BELGRADE (Reuters) – Bosnia’s outgoing international peace overseer decreed amendments to its criminal code on Friday to allow jail terms for the denial of the 1995 Srebrenica genocide, a frequently expressed view among nationalist Serbs.
The decree by High Representative Valentin Inzko sets jail terms of up to five years for anyone who “publicly condones, denies, grossly trivialises or tries to justify” the genocide or war crimes committed during Bosnia’s 1992-95 conflict.
In July 1995, Bosnian Serb forces seized the U.N.-protected enclave of Srebrenica in the country’s east and killed about 8,000 Bosnian Muslim men and boys they took prisoner.
It was the worst atrocity in Europe since World War Two and was judged an act of genocide by two international courts.
Inzko, whose 12 years in office end on Aug. 1 when he will be replaced by Germany’s Christian Schmidt, can impose laws and fire officials under the 1995 peace treaty that divided Bosnia into Bosniak-Croat and Serb entities.
“Genocide in Srebrenica, war crimes and crimes against humanity…must not be forgotten or denied,” his decree read.
It was hailed by top Bosniak politicians and condemned by Bosnian Serbs.
Bosnian Serb leader Milorad Dodik, a member of Bosnia’s tripartite presidency, said the decree might lead to the dissolution of the former Yugoslav republic.
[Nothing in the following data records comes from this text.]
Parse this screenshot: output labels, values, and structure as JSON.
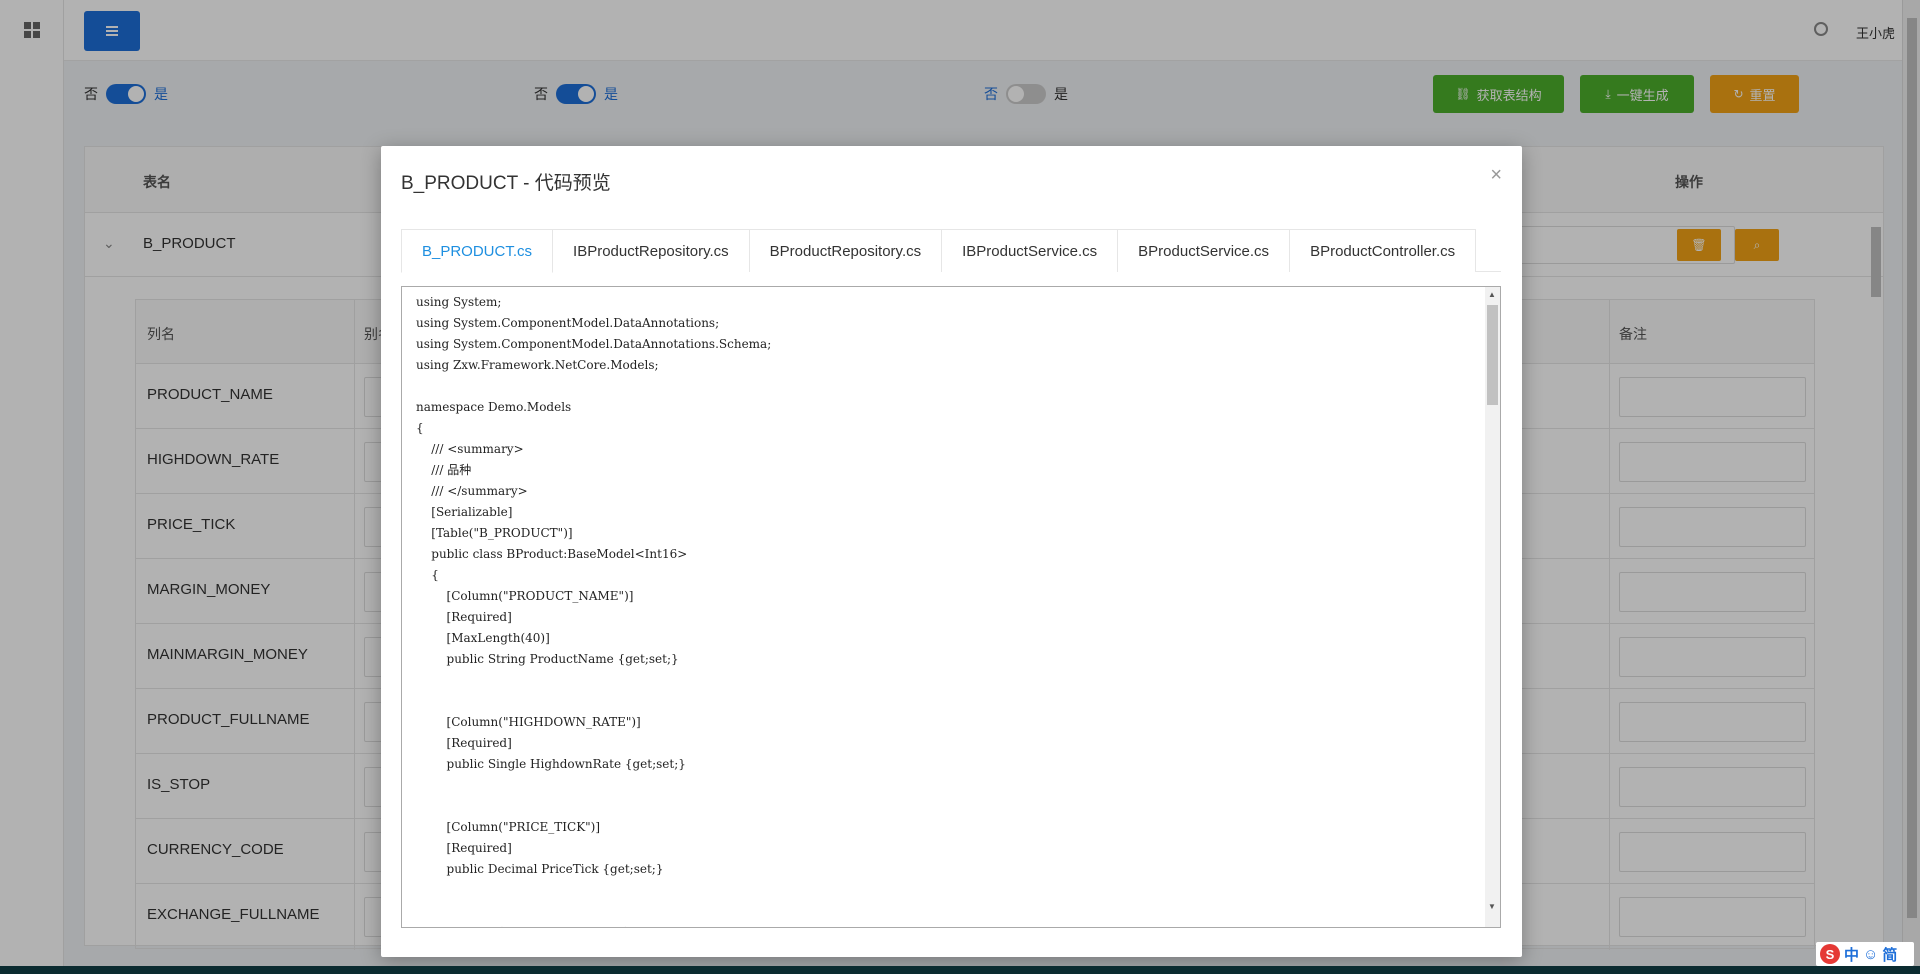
{
  "header": {
    "user_name": "王小虎"
  },
  "toolbar": {
    "toggles": [
      {
        "off_label": "否",
        "on_label": "是",
        "state": "on"
      },
      {
        "off_label": "否",
        "on_label": "是",
        "state": "on"
      },
      {
        "off_label": "否",
        "on_label": "是",
        "state": "off"
      }
    ],
    "get_structure_label": "获取表结构",
    "generate_label": "一键生成",
    "reset_label": "重置"
  },
  "table": {
    "col_table_name": "表名",
    "col_actions": "操作",
    "row_name": "B_PRODUCT"
  },
  "subtable": {
    "col_column_name": "列名",
    "col_alias": "别名",
    "col_remark": "备注",
    "rows": [
      "PRODUCT_NAME",
      "HIGHDOWN_RATE",
      "PRICE_TICK",
      "MARGIN_MONEY",
      "MAINMARGIN_MONEY",
      "PRODUCT_FULLNAME",
      "IS_STOP",
      "CURRENCY_CODE",
      "EXCHANGE_FULLNAME"
    ]
  },
  "modal": {
    "title": "B_PRODUCT - 代码预览",
    "close_glyph": "×",
    "tabs": [
      "B_PRODUCT.cs",
      "IBProductRepository.cs",
      "BProductRepository.cs",
      "IBProductService.cs",
      "BProductService.cs",
      "BProductController.cs"
    ],
    "active_tab": 0,
    "code": "using System;\nusing System.ComponentModel.DataAnnotations;\nusing System.ComponentModel.DataAnnotations.Schema;\nusing Zxw.Framework.NetCore.Models;\n\nnamespace Demo.Models\n{\n\t/// <summary>\n\t/// 品种\n\t/// </summary>\n\t[Serializable]\n\t[Table(\"B_PRODUCT\")]\n\tpublic class BProduct:BaseModel<Int16>\n\t{\n\t\t[Column(\"PRODUCT_NAME\")]\n\t\t[Required]\n\t\t[MaxLength(40)]\n\t\tpublic String ProductName {get;set;}\n\n\n\t\t[Column(\"HIGHDOWN_RATE\")]\n\t\t[Required]\n\t\tpublic Single HighdownRate {get;set;}\n\n\n\t\t[Column(\"PRICE_TICK\")]\n\t\t[Required]\n\t\tpublic Decimal PriceTick {get;set;}\n\n\n\t\t[Column(\"MARGIN_MONEY\")]"
  },
  "ime": {
    "logo": "S",
    "mode": "中",
    "emoji": "☺",
    "charset": "简"
  },
  "colors": {
    "primary": "#1e6fd9",
    "green": "#4caf2c",
    "orange": "#f2a316",
    "tab_active": "#1e8fe0"
  }
}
He repeatedly denied that genocide had occurred in Srebrenica.
“This is the nail in Bosnia’s coffin,” he told a news conference. “The Republika Srpska has no other option but to start the…dissolution,” he said, referring to the semi-autonomous Serb region of Bosnia.
Sefik Dzaferovic, Bosniak member of Bosnia’s presidency, said Inzko had “fulfilled his obligation to the victims, his conscience, but also to the Dayton peace agreement.”
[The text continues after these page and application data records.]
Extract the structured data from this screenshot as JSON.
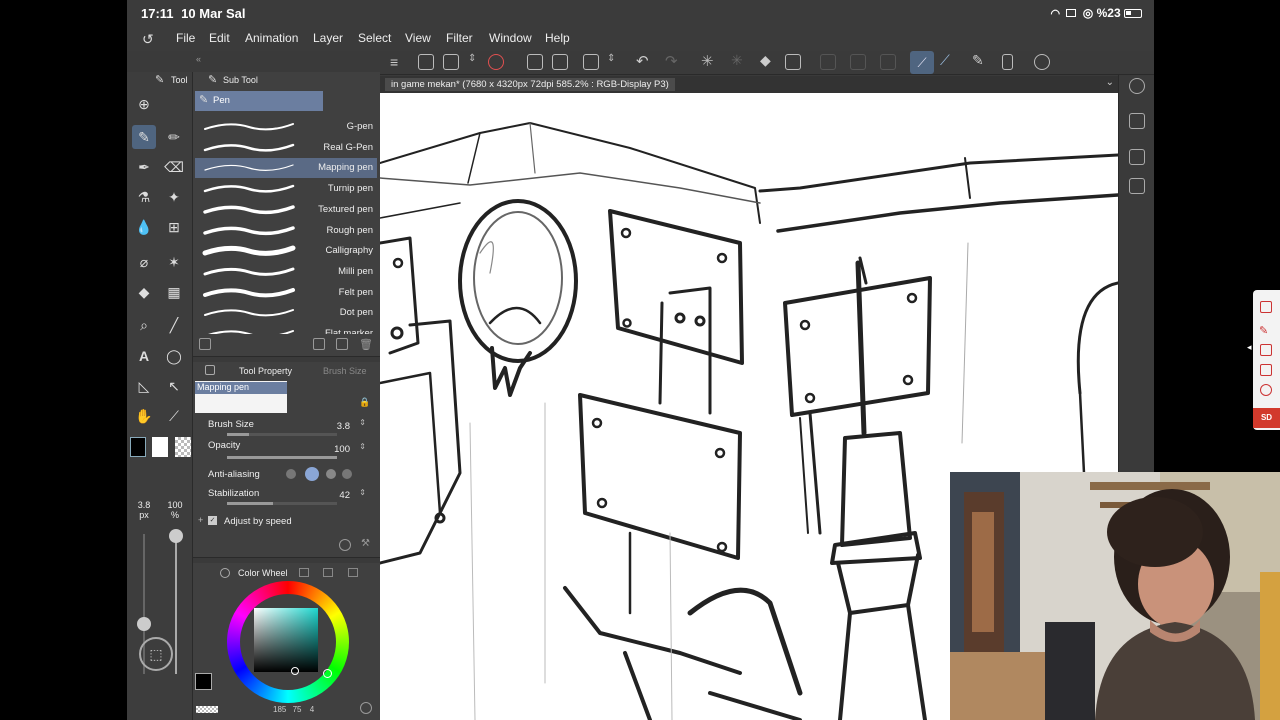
{
  "status_bar": {
    "time": "17:11",
    "date": "10 Mar Sal",
    "battery": "%23"
  },
  "menu": {
    "items": [
      "File",
      "Edit",
      "Animation",
      "Layer",
      "Select",
      "View",
      "Filter",
      "Window",
      "Help"
    ]
  },
  "document": {
    "tab_title": "in game mekan* (7680 x 4320px 72dpi 585.2% : RGB-Display P3)"
  },
  "tool_panel": {
    "tab_tool": "Tool",
    "tab_subtool": "Sub Tool",
    "brush_size_display": "3.8",
    "brush_size_unit": "px",
    "opacity_display": "100",
    "opacity_unit": "%",
    "tool_footer_label": "Tool"
  },
  "subtool": {
    "group": "Pen",
    "items": [
      {
        "label": "G-pen"
      },
      {
        "label": "Real G-Pen"
      },
      {
        "label": "Mapping pen",
        "selected": true
      },
      {
        "label": "Turnip pen"
      },
      {
        "label": "Textured pen"
      },
      {
        "label": "Rough pen"
      },
      {
        "label": "Calligraphy"
      },
      {
        "label": "Milli pen"
      },
      {
        "label": "Felt pen"
      },
      {
        "label": "Dot pen"
      },
      {
        "label": "Flat marker"
      }
    ]
  },
  "tool_property": {
    "tab_label": "Tool Property",
    "tab_brush": "Brush Size",
    "preset": "Mapping pen",
    "brush_size_label": "Brush Size",
    "brush_size": "3.8",
    "opacity_label": "Opacity",
    "opacity": "100",
    "antialias_label": "Anti-aliasing",
    "stabilization_label": "Stabilization",
    "stabilization": "42",
    "adjust_label": "Adjust by speed"
  },
  "color_wheel": {
    "title": "Color Wheel",
    "hsv_readout": "185",
    "s_readout": "75",
    "v_readout": "4",
    "main_color": "#000000",
    "sub_color": "#ffffff"
  },
  "right_floater": {
    "badge": "SD"
  }
}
The decree also envisages jail terms for the “recognition… (and giving of) mementos, or any privileges” to convicted war criminals.
Based in the Bosnian capital Sarajevo, the Office of the High Representative was established as part of the Dayton accord that ended a war in which 100,000 people died.
The peace deal left Bosnia split between the Bosniak-Croat Federation and the Serb Republic, linked by a relatively weak, tripartite inter-ethnic presidency.
(Reporting by Aleksandar Vasovic; Editing by Mark Heinrich)